Troubling City Planning Discourses: A Womanist Analysis of Urban and Social Renewal Planning in Springfield, Massachusetts (1960-1980)

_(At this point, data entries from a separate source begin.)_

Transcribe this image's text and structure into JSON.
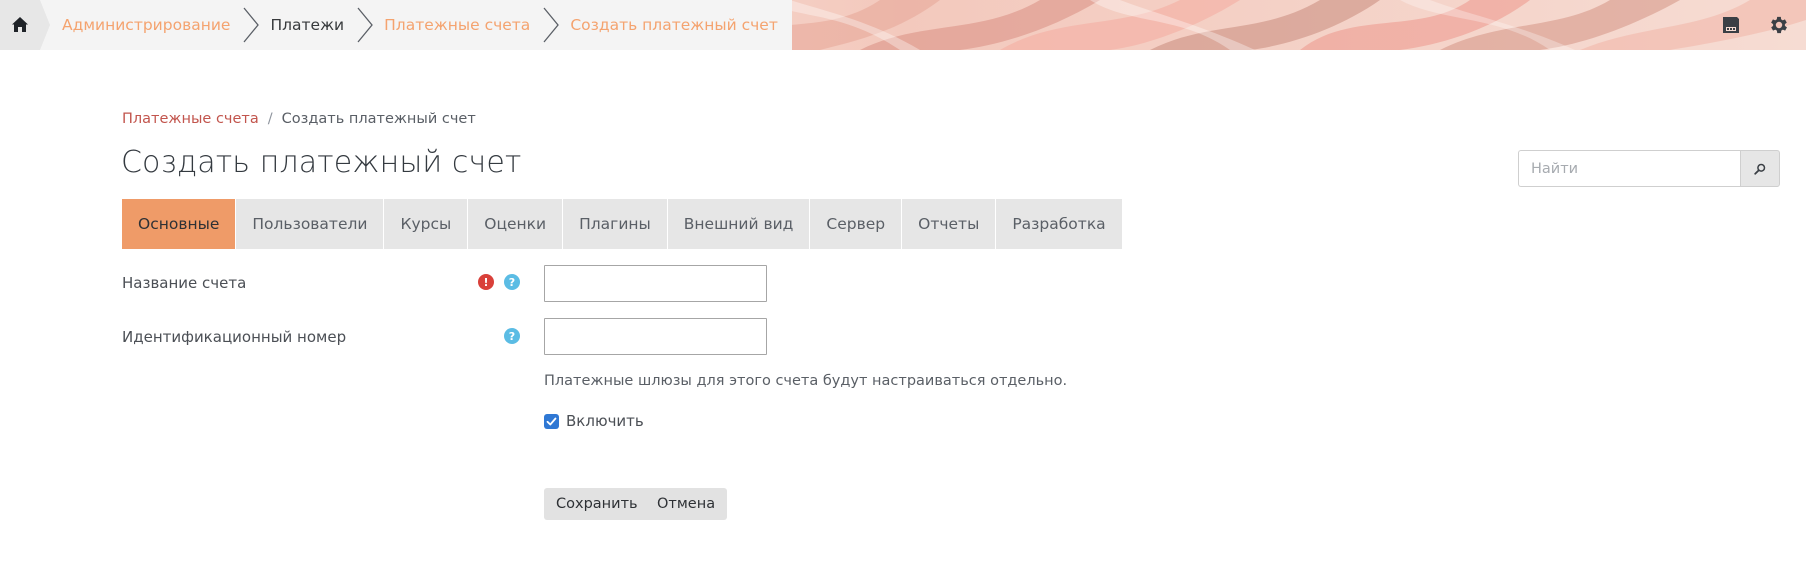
{
  "topbar": {
    "breadcrumbs": [
      {
        "label": "Администрирование",
        "link": true
      },
      {
        "label": "Платежи",
        "link": false
      },
      {
        "label": "Платежные счета",
        "link": true
      },
      {
        "label": "Создать платежный счет",
        "link": true
      }
    ],
    "icons": {
      "home": "home-icon",
      "save": "save-icon",
      "settings": "gear-icon"
    }
  },
  "breadcrumb": {
    "parent": "Платежные счета",
    "separator": "/",
    "current": "Создать платежный счет"
  },
  "page": {
    "title": "Создать платежный счет"
  },
  "search": {
    "placeholder": "Найти",
    "icon": "search-icon"
  },
  "tabs": [
    {
      "label": "Основные",
      "active": true
    },
    {
      "label": "Пользователи",
      "active": false
    },
    {
      "label": "Курсы",
      "active": false
    },
    {
      "label": "Оценки",
      "active": false
    },
    {
      "label": "Плагины",
      "active": false
    },
    {
      "label": "Внешний вид",
      "active": false
    },
    {
      "label": "Сервер",
      "active": false
    },
    {
      "label": "Отчеты",
      "active": false
    },
    {
      "label": "Разработка",
      "active": false
    }
  ],
  "form": {
    "account_name": {
      "label": "Название счета",
      "value": "",
      "required_icon": "!",
      "help_icon": "?"
    },
    "id_number": {
      "label": "Идентификационный номер",
      "value": "",
      "help_icon": "?"
    },
    "note": "Платежные шлюзы для этого счета будут настраиваться отдельно.",
    "enable": {
      "label": "Включить",
      "checked": true
    },
    "save_label": "Сохранить",
    "cancel_label": "Отмена"
  },
  "colors": {
    "accent_tab": "#ef9b68",
    "link": "#f4a36f",
    "breadcrumb_link": "#c2554d",
    "required": "#d9403a",
    "help": "#5bbce4",
    "checkbox": "#2f78d4"
  }
}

In this dissertation I examine the discursive nature of urban renewal discourses in Springfield, Massachusetts, with a womanist method known as emancipatory historiography. Womanism, a theoretical and analytical framework that emerged in the 1980s in recognition of Alice Walker's famous declaration that "womanist is to feminist as purple is to lavender (Walker 1983), was established, in part, as a response to the failure of white feminists to be in solidarity with black women in the fight for racial and socio-economic justice. This emancipatory method, proposed by womanist Katie G. Cannon (Cannon 1995) provides a critical paradigm for rethinking the communicative nature of urban renewal planning in a local context. My intention is not to pick apart the technical aspects of urban renewal, as would a rigid examination of costs, benefits or disparities associated with local urban renewal. Rather, the purpose of this project is to carefully explore planning narratives in an effort to dislodge assumptions about the discourses, storylines or narratives that accompanied urban renewal documents in Springfield during the 1960s and 70s. The recovery of local urban renewal documents, which have gone unexamined for decades, presents the opportunity to recontextualize and reconstruct the discursive parameters of planning for the local Negro community that was displaced by urban renewal. This historical-critical womanist study of planning documents written from 1960-1980 provides the building blocks for rewriting local planning history from a standpoint that takes into account the intersectional and dialectical nature of race, place, and gender. A critique of whiteness, as an epistemological or analytical framework, is an underlying aspect of this project. The following four questions provide a basis for examining the thematic or discursive foundations of urban renewal planning material that was relative to the local Negro population. The questions that are considered in this dissertation are: 1) whose experience was validated in urban renewal documents; 2) what groups were left out of local planning discourses; 3) what ideologies or epistemologies accompanied neighborhood planning discourses; and, 4) what central logic or framework held them all together?